Similarly to before, create ldif file:

docker exec -it sbe-FDio-sbe vi /data/instances/FDio/ldap/customerToGroup.ldif

and set the content to:

dn: cn=customers,ou=accounts,dc=example,dc=com objectClass: groupOfNames objectClass: top cn: customers member: uid=customer,ou=accounts,dc=example,dc=com

and ivoke the update:

./sbe -i FDio run ldap-import customerToGroup.ldif

In case the group already exists, set the content of customerToGroup to:

dn: cn=customers,ou=accounts,dc=example,dc=com changetype: Modify add: member member: uid=customer2,ou=accounts,dc=example,dc=com

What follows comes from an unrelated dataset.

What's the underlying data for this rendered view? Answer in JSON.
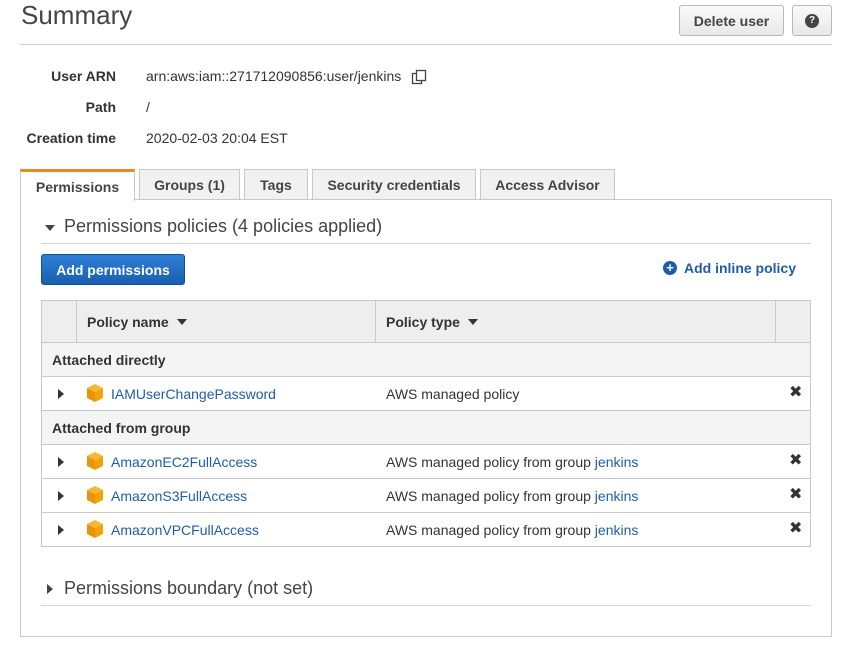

and make sure to remove switch ‘-a’ from ldap-import script in sbe container

Configuring customers group rights


In nexus open LDAP configuration and set the group mapping to:

Next go to Roles configuration and add an external mapping for LDAP:customers group and set its privileges to:

  • All Repositories (view)
  • All Repositories (read)
  • UI: Base UI
  • UI: Repository browser
  • UI: Search
  • Nexus YUM reader

and save.

Now its important to disable Anonymous access in the Server configuration in order to have customer private nexus repositories.


Jenkins default LDAP configuration is ready for the account groups. Enabling read only access to customers group can be configured in Global Security Settings under Authorization section:

Resources 1: http://fd.io

Diagrams on draw.io

ci-management fork for FD.FRINX.io


Dump VPP message table

Vpp APIs work with messages, to check all the available messages and their indices use in VAT:

View VPP node graph

VPP is implemented as a set of ordered graph nodes, to see them live, use following command in CLI:

Trace VPP’s API executions

To record the execution of its APIs, use following command outside of VPP: